On a recent visit home, my frustration with my parent’s internet connection led me to inquire about their service. They had just been through several weeks without service (ultimately solved by a technician “patching them into a new line” in less than 30 minutes). They had spent hours/days on the phone and never returned the internet to its service condition until a final complaint was registered over the phone and with the State’s business complaint unit.
This is a major player in the communications world. Named after the country. Involved in telephones (and before that, telegraphs). They should be able to handle requests.
Knowing the ‘rents were less than happy about the customer service end of this company, I decided to call on their behalf. I had already determined that the going rate for internet service was cheaper than they were paying — for speeds that were four (or ten!) times what they have.
When the very nice rep got wind of what we were trying to do, she informed me that we were “existing customers” and there were no promotions for existing customers, but we could call back in January and see what might be available. I reminded her that this was a customer with over 35 years of loyalty (?!) and business and wondered out loud that a new customer could get a better deal!
Suddenly, she said she would “as a courtesy” change the service to a one-time, promotion that doubled the internet speed. At the same cost. We could call back later and find if there was something better (?). Then I inquired about a long-distance service charge, and she informed us that was not something that was required anymore, and changed the service to something $8/month LESS, and included unlimited long distance (which they were currently paying for by the minute). So their bill was reduced by $8/month, minus long distance charges, and their internet speed was doubled.
And a new customer can STILL do better than that. One has to wonder why.
Every thought leader I read in the space of sales says its easier to keep and service an existing customer than to find and close a new one. Why then would you give an existing customer the run-around, and ultimately give them information that contradicts what is on your web page, and is NOT the best deal they could get? Why would they need to call in threatening to cut you altogether before you did something nice for them?
Imagine if we had received a call (probably should have been a decade ago, when dial-up went the way of the pay phone) announcing an automatic upgrade of service, a reduction in fees, and something nice for being a customer. We’d blog about them, brag about them, and defend them against all comers. Well, we’re blogging about them anyway, only the result is confounding, disappointing, and harmful to their business.

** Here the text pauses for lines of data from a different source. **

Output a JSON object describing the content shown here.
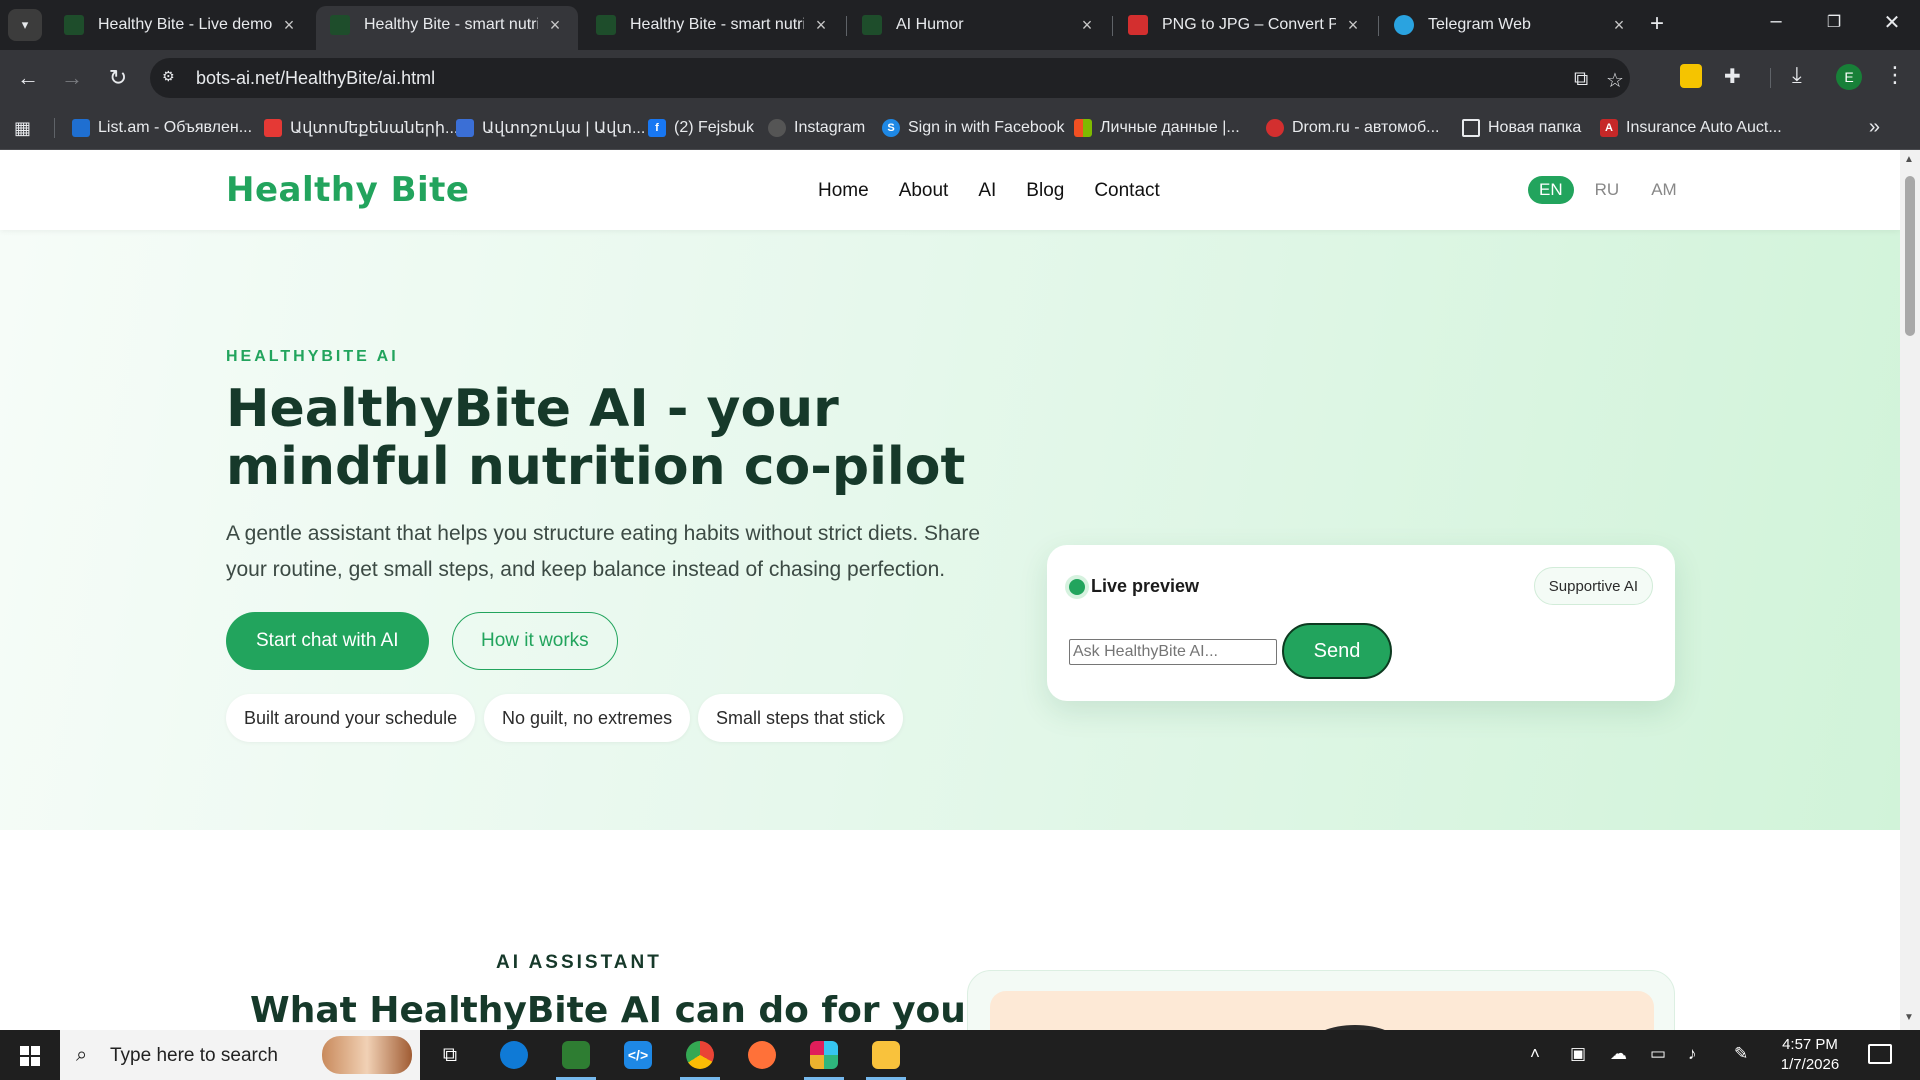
{
  "browser": {
    "tabs": [
      {
        "title": "Healthy Bite - Live demo | AI",
        "active": false,
        "favicon_color": "#1e4d2b"
      },
      {
        "title": "Healthy Bite - smart nutrition",
        "active": true,
        "favicon_color": "#1e4d2b"
      },
      {
        "title": "Healthy Bite - smart nutrition",
        "active": false,
        "favicon_color": "#1e4d2b"
      },
      {
        "title": "AI Humor",
        "active": false,
        "favicon_color": "#1e4d2b"
      },
      {
        "title": "PNG to JPG – Convert PNG",
        "active": false,
        "favicon_color": "#d32f2f"
      },
      {
        "title": "Telegram Web",
        "active": false,
        "favicon_color": "#2aa3e0"
      }
    ],
    "url": "bots-ai.net/HealthyBite/ai.html",
    "profile_initial": "E",
    "bookmarks": [
      {
        "label": "List.am - Объявлен...",
        "color": "#1f6fd1"
      },
      {
        "label": "Ավտոմեքենաների...",
        "color": "#e53935"
      },
      {
        "label": "Ավտոշուկա | Ավտ...",
        "color": "#3b6fd6"
      },
      {
        "label": "(2) Fejsbuk",
        "color": "#1877f2"
      },
      {
        "label": "Instagram",
        "color": "#555555"
      },
      {
        "label": "Sign in with Facebook",
        "color": "#1e88e5"
      },
      {
        "label": "Личные данные |...",
        "color": "#f25022"
      },
      {
        "label": "Drom.ru - автомоб...",
        "color": "#d32f2f"
      },
      {
        "label": "Новая папка",
        "color": "#35363a"
      },
      {
        "label": "Insurance Auto Auct...",
        "color": "#c62828"
      }
    ]
  },
  "site": {
    "logo": "Healthy Bite",
    "nav": [
      "Home",
      "About",
      "AI",
      "Blog",
      "Contact"
    ],
    "languages": [
      "EN",
      "RU",
      "AM"
    ],
    "active_language": "EN",
    "accent": "#22a45d"
  },
  "hero": {
    "eyebrow": "HEALTHYBITE AI",
    "title": "HealthyBite AI - your mindful nutrition co-pilot",
    "lead": "A gentle assistant that helps you structure eating habits without strict diets. Share your routine, get small steps, and keep balance instead of chasing perfection.",
    "primary_cta": "Start chat with AI",
    "secondary_cta": "How it works",
    "chips": [
      "Built around your schedule",
      "No guilt, no extremes",
      "Small steps that stick"
    ]
  },
  "preview": {
    "title": "Live preview",
    "badge": "Supportive AI",
    "input_placeholder": "Ask HealthyBite AI...",
    "send_label": "Send"
  },
  "section2": {
    "eyebrow": "AI ASSISTANT",
    "title": "What HealthyBite AI can do for you"
  },
  "taskbar": {
    "search_placeholder": "Type here to search",
    "time": "4:57 PM",
    "date": "1/7/2026"
  }
}
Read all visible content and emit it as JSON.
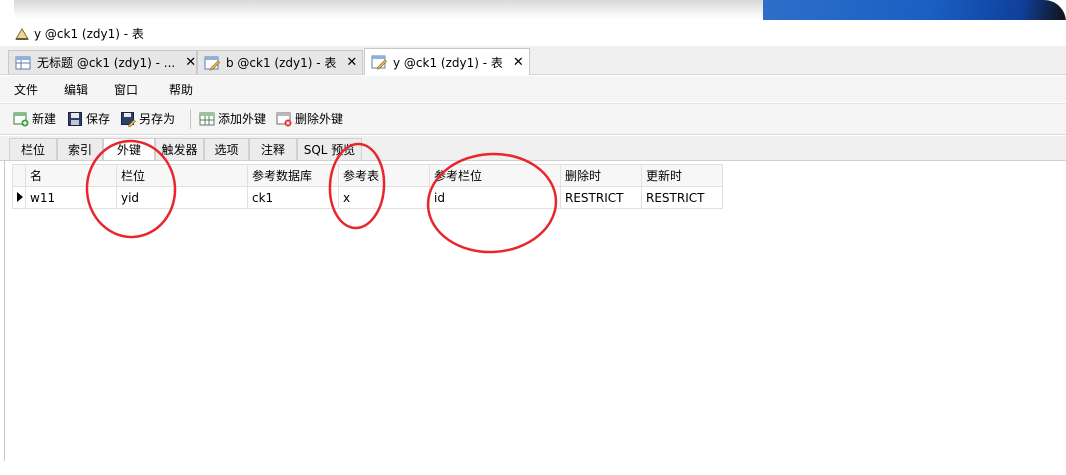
{
  "window": {
    "title": "y @ck1 (zdy1) - 表"
  },
  "tabs": [
    {
      "label": "无标题 @ck1 (zdy1) - ..."
    },
    {
      "label": "b @ck1 (zdy1) - 表"
    },
    {
      "label": "y @ck1 (zdy1) - 表"
    }
  ],
  "menu": {
    "file": "文件",
    "edit": "编辑",
    "window": "窗口",
    "help": "帮助"
  },
  "toolbar": {
    "new": "新建",
    "save": "保存",
    "save_as": "另存为",
    "add_fk": "添加外键",
    "delete_fk": "删除外键"
  },
  "subtabs": [
    "栏位",
    "索引",
    "外键",
    "触发器",
    "选项",
    "注释",
    "SQL 预览"
  ],
  "grid": {
    "headers": [
      "名",
      "栏位",
      "参考数据库",
      "参考表",
      "参考栏位",
      "删除时",
      "更新时"
    ],
    "rows": [
      [
        "w11",
        "yid",
        "ck1",
        "x",
        "id",
        "RESTRICT",
        "RESTRICT"
      ]
    ]
  },
  "colors": {
    "accent_blue": "#1b5fc4",
    "annotation_red": "#e8262d"
  }
}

What can you do for your existing customers that gives them an incentive to WANT to continue to do business with you, not just because it’s easier to keep paying the bill?